=== Exercise goal ===
Copy each line from the data that has the word "title" in it.

Stored dataset items

>>>>>

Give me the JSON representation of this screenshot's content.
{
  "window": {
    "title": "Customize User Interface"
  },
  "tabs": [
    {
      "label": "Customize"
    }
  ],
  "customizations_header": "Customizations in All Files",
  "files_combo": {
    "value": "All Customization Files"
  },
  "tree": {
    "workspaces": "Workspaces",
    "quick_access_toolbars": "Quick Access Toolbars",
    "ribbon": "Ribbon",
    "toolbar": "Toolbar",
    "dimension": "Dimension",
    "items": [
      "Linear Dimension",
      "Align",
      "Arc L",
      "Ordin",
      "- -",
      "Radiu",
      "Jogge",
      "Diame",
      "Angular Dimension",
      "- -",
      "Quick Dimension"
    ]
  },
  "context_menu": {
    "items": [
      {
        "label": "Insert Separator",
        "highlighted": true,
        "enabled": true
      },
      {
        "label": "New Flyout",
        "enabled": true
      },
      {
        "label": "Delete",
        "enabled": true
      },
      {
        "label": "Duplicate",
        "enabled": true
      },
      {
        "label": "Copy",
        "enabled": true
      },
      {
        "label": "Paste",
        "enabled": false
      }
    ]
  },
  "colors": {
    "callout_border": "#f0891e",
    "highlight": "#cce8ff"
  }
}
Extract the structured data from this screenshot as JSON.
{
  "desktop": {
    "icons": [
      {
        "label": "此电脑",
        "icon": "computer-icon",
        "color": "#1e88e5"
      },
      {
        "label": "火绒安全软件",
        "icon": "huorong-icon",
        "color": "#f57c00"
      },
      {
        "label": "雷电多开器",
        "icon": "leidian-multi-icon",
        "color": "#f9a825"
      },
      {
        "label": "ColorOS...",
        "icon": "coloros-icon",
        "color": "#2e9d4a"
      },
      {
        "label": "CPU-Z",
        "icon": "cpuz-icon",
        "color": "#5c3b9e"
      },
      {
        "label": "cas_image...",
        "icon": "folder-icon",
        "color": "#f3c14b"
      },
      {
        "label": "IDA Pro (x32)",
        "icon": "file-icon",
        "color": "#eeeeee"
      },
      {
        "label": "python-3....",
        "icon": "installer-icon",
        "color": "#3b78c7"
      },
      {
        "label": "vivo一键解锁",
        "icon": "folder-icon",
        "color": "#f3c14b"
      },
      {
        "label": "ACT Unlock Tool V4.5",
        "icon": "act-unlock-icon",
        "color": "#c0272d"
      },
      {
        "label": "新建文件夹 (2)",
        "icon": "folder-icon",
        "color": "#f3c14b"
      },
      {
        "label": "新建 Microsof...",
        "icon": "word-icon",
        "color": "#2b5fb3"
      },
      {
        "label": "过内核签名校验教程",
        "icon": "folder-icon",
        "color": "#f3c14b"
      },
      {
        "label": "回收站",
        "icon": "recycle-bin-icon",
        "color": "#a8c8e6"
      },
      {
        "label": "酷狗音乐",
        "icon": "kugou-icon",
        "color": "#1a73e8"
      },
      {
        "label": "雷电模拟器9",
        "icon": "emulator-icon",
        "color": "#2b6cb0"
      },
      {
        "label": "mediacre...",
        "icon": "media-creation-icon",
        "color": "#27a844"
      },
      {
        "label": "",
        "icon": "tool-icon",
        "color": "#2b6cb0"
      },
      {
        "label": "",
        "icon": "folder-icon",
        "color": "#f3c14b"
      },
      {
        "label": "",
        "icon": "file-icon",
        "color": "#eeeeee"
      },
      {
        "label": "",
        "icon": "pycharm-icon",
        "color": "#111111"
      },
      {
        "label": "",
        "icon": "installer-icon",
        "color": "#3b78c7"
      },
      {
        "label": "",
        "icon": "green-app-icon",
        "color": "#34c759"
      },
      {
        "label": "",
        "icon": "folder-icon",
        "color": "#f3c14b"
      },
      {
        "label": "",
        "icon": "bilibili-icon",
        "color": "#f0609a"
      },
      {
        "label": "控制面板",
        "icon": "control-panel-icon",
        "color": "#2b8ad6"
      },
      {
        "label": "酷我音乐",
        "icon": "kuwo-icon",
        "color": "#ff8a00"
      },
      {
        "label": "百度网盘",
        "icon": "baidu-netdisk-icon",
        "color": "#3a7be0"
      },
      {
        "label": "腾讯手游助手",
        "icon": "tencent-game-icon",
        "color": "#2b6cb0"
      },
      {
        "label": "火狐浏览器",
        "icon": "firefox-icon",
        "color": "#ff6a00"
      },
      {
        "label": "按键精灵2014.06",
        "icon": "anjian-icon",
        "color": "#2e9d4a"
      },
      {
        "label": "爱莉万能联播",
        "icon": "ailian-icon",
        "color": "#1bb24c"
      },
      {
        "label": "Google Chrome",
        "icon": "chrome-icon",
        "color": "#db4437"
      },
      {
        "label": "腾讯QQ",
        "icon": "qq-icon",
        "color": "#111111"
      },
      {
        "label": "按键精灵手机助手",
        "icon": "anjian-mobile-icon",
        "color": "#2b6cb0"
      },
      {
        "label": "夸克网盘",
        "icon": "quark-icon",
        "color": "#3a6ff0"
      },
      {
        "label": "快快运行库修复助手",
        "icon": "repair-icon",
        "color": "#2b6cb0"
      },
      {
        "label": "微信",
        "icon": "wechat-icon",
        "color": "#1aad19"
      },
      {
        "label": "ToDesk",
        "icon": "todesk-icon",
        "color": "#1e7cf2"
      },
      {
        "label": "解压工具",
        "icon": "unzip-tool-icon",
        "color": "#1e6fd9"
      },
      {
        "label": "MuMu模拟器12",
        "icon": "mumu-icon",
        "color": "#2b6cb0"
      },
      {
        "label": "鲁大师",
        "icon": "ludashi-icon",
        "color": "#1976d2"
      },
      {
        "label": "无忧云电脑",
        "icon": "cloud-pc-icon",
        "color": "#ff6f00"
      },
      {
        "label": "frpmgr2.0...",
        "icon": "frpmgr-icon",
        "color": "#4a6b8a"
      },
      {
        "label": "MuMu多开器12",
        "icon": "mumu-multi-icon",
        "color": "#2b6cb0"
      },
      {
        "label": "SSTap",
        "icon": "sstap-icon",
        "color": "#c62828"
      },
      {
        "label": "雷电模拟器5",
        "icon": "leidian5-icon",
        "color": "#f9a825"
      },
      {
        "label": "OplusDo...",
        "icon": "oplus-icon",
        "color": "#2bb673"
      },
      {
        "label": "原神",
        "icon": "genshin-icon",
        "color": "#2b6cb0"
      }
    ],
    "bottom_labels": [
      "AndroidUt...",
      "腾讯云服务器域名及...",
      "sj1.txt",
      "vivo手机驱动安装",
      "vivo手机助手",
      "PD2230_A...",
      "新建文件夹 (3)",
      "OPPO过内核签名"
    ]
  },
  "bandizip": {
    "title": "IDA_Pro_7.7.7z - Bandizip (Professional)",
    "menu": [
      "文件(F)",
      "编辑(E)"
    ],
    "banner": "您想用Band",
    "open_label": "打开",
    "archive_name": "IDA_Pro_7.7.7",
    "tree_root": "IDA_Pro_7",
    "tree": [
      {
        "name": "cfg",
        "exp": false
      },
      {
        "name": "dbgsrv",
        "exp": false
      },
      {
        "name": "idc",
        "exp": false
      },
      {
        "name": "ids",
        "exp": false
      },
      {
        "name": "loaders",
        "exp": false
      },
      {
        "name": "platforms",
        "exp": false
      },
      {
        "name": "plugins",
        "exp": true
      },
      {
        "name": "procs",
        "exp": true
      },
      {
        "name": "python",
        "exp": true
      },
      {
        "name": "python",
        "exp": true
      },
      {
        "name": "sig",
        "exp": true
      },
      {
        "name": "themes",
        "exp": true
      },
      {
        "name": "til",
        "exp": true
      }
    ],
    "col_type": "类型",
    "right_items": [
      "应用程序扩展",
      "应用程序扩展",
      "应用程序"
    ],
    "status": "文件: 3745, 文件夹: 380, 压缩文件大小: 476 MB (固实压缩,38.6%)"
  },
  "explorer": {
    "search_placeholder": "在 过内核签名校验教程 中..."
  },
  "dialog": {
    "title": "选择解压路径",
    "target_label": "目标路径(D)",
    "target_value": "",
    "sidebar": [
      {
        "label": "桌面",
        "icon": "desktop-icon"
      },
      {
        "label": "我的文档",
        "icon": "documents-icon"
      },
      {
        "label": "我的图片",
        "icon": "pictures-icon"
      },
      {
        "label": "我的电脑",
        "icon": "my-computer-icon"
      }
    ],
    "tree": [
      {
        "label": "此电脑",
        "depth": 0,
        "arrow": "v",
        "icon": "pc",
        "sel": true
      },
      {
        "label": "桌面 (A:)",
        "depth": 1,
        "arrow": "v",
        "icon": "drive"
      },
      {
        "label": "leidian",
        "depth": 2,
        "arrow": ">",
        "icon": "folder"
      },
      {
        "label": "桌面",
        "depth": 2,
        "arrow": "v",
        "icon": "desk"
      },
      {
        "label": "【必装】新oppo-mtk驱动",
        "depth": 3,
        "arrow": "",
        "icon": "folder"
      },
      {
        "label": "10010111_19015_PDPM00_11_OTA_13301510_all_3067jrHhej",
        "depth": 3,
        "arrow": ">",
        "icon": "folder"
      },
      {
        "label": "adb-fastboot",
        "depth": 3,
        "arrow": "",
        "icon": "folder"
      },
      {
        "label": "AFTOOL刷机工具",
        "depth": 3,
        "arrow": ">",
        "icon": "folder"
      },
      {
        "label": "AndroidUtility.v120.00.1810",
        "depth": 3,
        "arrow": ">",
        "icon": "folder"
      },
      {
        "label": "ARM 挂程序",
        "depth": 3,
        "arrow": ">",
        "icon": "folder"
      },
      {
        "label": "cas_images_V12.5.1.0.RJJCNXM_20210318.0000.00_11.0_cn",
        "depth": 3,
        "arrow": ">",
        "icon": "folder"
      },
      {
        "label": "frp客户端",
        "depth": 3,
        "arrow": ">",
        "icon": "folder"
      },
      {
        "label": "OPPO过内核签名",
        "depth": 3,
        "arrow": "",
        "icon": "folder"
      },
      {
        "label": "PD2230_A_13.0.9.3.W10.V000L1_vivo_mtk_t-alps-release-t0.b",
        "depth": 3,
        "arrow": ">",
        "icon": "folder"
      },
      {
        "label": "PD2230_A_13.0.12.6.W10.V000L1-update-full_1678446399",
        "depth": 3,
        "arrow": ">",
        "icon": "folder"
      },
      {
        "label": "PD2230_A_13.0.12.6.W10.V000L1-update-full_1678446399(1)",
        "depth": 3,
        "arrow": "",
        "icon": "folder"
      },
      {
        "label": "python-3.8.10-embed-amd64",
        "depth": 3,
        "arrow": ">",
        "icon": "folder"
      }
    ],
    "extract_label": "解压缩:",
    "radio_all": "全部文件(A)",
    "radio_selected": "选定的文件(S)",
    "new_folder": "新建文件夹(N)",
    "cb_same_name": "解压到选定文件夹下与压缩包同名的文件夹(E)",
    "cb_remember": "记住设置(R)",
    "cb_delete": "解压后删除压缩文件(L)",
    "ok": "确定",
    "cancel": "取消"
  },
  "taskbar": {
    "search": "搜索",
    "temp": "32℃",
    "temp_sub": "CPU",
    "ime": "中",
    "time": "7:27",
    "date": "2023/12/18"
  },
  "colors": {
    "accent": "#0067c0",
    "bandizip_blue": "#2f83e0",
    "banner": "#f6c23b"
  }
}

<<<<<

=== Output of the exercise ===
    "title": "Customize User Interface"
    "title": "IDA_Pro_7.7.7z - Bandizip (Professional)",
    "title": "选择解压路径",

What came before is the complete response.